Additional information on Human Rights for families has been compiled by DDS and may be found here. 

The Disabled Persons Protection Commission was created to protect adults with disabilities from the abusive acts or omissions of their caregivers through investigation oversight, public awareness and prevention. If you have any concerns about abuse or neglect, please contact the Disabled Persons Protection Commission at 1-800-423-9009.  You can learn more about DPPC at www.mass.gov/dppc

What is Reportable?  

The standard for reporting suspected abuse and neglect is "reasonable cause to believe" which means that mandated reporters need only a " mere suspicion" that abuse or neglect was committed against a person with a disability. All employees and volunteers of EMARC are mandated reporters.     

To learn more about reportable abuse or neglect of adults with disabilities, including how to report, please visit the DPPC Website here http://www.mass.gov/dppc/abuse-report/.     

For reporting suspected abuse and neglect committed against children, elders and persons residing in long-term care facilities (otherwise known as nursing homes) refer to the following numbers.     

Massachusetts Abuse Reporting Numbers     

Disabled Persons Protection Commission (DPPC) (24 hours / 7 days a week)  
Ages 18 to 59  
1-800-426-9009 or 1-888-822-0350 TTY     

Executive Office of Elder Affairs (EOEA) (24 hours / 7 days a week)  
Ages 60 and over  
1-800-922-2275     

Department of Public Health (DPH)  
All Ages residing in Long Term Care Facilities  1-800-462-5540     

Department of Children and Families (DCF) (24 hours / 7 days a week)  
Birth to age 17  
1-800-792-5200 

Click this link for more information:  
 How to File a Report of Abuse or Neglect  

Click this link for more information about
 The Role of Families & Guardians in Safeguarding Human Rights

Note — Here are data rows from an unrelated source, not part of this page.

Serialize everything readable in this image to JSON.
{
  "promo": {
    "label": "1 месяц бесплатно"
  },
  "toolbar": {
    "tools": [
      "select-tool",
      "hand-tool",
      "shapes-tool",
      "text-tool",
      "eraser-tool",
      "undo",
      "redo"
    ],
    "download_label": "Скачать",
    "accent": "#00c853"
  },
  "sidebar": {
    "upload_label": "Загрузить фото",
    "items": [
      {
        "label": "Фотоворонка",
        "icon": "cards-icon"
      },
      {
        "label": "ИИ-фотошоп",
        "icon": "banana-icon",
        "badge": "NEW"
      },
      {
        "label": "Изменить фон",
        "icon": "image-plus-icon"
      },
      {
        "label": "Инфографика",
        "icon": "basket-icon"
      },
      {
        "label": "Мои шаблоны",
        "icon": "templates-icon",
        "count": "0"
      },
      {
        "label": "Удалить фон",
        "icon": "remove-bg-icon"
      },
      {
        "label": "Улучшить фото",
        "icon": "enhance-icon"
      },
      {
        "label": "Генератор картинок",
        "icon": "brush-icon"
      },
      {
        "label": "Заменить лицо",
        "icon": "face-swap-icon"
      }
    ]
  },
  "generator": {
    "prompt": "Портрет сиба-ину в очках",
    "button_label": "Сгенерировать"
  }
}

If you have any questions about anything presented here, please feel free to contact the Human Rights Coordinator, Kathy Custer, at (781) 587-2208 or kcuster@theemarc.org

Human Rights Advocates (updated 6/19/17)

Human Rights Coordinator

Kathy Custer
(781) 587-2208
 
Residential Services    
Albion Street Raphael Fiore (781) 587-3131
Haven Street Lawrence Hovor (781) 944-1486
Hopkins Street Rebecca Mutobaano (781) 944-7317
Main Street Gerald Ceus (781) 665-2884
Newcomb Avenue Jacquelyn Bell (781) 231-7934
Pitman Drive Christine Adams (781) 944-0302
Range Heights Road Virginia Green (781) 587-2412
Rustic Lane Crystal Reed (781) 942-0484
Village Street Brittney House (781) 942-1283
Water Street Cherie Peirni (781) 245-0440
Woodcrest Drive Alice Kennedy (781) 246-1410
Individual Home Supports Susan Lynch (781) 587-2426
Family Support Services    
Family Support & Recreation Kathy Custer (781) 587-2208
Adult Family Care Maura Donahue (781) 587-2312
Day Services    
Beverly Day Services Drew Norton (978) 279-2100
Burlington Day Services Jen Tustin (781) 365-1350
Wakefield Life Choices & Day Hab Melanie Demoree (781) 944-5655
Wakefield Career Services Jessica Ritter (781) 942-4888
 

Members of the EMARC Human Rights Committee

Russell Kaplan – Committee Chair 
Daniel Dowcett – Attorney 
Sarah Carpenter – Registered Nurse 
Paula Thompson - Mental Health Professional 
Susan Kirkland – Family Member 
Kathleen Alfano – Family Member 
Ellen H - Village Street & Wakefield Life Choices 
Tim S - Haven Street 
John H - Rustic Lane & Wakefield Life Choices